Opportunities abound for Alaska governors to engage in Russian diplomacy, with the state host to several organizations focusing on Arctic issues. Anchorage is the seat of the Northern Forum, an 18-year-old organization that represents the leaders of regional governments in Russia, as well as Finland, Iceland and Canada, Japan, China and South Korea.
Yet under Palin, the state government — without consultation — reduced its annual financial support to the Northern Forum to $15,000 from $75,000, according to Priscilla Wohl, the group’s executive director. That forced the forum’s Anchorage office to go without pay for two months.
Palin — unlike the previous administrations of Gov. Frank Murkowski and Gov. Tony Knowles — also stopped sending representatives to Northern Forum’s annual meetings, including one last year for regional governors held in the heart of Russia’s oil territory.
“It was an opportunity for the Alaska governor to take a delegation of business leaders to the largest oil-producing region in Russia, and she would have been shaking hands with major leaders in Russia,” Wohl said.
Palin grew up in an Alaska still frozen in the Cold War era, when virtually all contacts were severed between the state and Russia — the Bering Strait bristling with armaments and troops.

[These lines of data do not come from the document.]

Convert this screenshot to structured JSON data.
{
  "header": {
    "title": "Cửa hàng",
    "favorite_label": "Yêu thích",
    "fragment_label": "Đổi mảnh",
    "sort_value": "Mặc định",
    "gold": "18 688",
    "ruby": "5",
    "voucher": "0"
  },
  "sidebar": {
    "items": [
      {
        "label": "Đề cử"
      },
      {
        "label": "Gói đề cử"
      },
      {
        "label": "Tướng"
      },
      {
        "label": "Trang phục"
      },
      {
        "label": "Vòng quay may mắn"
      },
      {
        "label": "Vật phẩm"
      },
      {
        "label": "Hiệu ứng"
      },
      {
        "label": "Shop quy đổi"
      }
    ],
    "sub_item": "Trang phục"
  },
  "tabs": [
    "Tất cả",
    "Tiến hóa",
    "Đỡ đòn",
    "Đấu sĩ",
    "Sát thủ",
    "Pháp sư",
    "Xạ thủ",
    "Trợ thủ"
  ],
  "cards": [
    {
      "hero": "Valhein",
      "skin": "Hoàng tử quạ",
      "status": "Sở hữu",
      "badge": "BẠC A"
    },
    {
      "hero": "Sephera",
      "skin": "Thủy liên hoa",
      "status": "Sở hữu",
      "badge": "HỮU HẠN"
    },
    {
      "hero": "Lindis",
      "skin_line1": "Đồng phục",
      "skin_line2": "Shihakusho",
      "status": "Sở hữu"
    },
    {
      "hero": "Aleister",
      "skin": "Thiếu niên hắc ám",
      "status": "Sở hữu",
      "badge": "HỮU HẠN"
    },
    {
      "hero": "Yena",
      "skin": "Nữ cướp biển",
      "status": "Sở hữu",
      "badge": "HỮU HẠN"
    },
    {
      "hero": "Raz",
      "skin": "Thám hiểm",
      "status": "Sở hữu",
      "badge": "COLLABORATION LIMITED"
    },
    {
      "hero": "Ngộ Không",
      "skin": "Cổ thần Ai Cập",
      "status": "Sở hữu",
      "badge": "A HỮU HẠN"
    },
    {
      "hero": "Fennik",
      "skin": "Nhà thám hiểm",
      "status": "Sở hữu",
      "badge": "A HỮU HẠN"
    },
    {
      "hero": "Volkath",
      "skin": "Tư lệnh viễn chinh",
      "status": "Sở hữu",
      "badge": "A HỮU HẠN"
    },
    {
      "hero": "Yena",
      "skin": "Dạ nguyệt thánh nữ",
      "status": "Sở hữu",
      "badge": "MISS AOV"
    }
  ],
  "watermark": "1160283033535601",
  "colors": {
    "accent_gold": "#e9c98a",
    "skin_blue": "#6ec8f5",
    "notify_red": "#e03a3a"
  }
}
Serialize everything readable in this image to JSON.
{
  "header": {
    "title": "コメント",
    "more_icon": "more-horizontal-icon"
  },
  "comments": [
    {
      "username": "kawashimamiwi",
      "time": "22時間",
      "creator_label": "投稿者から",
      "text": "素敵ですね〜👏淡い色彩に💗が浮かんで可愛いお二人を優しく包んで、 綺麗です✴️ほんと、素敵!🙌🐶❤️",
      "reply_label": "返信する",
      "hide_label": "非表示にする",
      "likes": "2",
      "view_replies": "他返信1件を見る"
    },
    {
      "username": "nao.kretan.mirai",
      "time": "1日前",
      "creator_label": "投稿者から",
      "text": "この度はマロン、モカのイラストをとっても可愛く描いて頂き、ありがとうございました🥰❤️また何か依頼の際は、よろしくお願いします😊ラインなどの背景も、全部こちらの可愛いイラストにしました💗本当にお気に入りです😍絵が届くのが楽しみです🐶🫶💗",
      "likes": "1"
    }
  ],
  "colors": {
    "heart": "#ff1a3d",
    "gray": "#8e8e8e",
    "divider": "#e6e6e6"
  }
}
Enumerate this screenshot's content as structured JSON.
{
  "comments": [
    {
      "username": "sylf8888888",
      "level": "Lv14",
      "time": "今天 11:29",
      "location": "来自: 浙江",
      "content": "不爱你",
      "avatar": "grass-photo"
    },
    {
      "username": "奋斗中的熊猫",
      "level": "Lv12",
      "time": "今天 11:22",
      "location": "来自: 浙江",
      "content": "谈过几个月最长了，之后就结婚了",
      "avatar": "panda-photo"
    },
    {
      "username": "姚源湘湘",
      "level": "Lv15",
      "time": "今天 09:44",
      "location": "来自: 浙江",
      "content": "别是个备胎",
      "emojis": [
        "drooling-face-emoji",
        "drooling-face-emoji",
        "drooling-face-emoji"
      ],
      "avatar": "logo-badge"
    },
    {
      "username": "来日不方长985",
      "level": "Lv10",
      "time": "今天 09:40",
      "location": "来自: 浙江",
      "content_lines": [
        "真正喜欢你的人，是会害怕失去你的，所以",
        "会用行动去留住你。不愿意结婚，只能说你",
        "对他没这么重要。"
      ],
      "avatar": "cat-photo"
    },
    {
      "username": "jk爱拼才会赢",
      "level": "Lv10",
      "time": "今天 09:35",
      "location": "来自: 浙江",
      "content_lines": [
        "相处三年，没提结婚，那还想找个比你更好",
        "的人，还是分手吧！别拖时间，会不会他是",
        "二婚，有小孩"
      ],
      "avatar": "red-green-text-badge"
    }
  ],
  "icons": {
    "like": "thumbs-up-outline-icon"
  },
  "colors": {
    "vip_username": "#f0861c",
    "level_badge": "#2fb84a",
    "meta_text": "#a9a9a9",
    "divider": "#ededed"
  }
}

Even Yup’ik Eskimo, whose kin populated both sides of the strait, lost contact with one another.
But by the time Palin was in her mid-20s, the glasnost polices of then-Soviet leader Mikhail Gorbachev were helping to melt that ice curtain, and in 1988 an Alaska Airlines plane landed in the Chukotka port city Provideniya, a “Friendship Flight” that helped renew contacts between Russia and Alaska.
In the decade that followed, thousands of Alaskans — students, teachers, politicians, scientists, businesspeople and tourists — traveled to Chukotka and other Russian provinces.
There was a flow of Russians to Alaska, some of whom came to settle. In Wasilla, for example, where Palin was mayor, 7 percent of the high-school student body was of Russian and Ukrainian descent in 2007, according to Cherie Koss, a high-school teacher, in an interview that year with The Frontiersman, a local newspaper.
Since the Friendship Flight, there have been setbacks — particularly on the business front as many joint ventures foundered amid the confusion and corruption that enveloped the new Russia.
The difficulties of doing business was an important factor in an Alaska Airlines decision in 1998 to stop flights between Anchorage and five Far East cities. However, Nome-based Bering Air continues to fly to Chukotka, and a Russian airline this year started up service between Vladivostok and Anchorage.
Hal Bernton: 206-464-2581 or email@example.com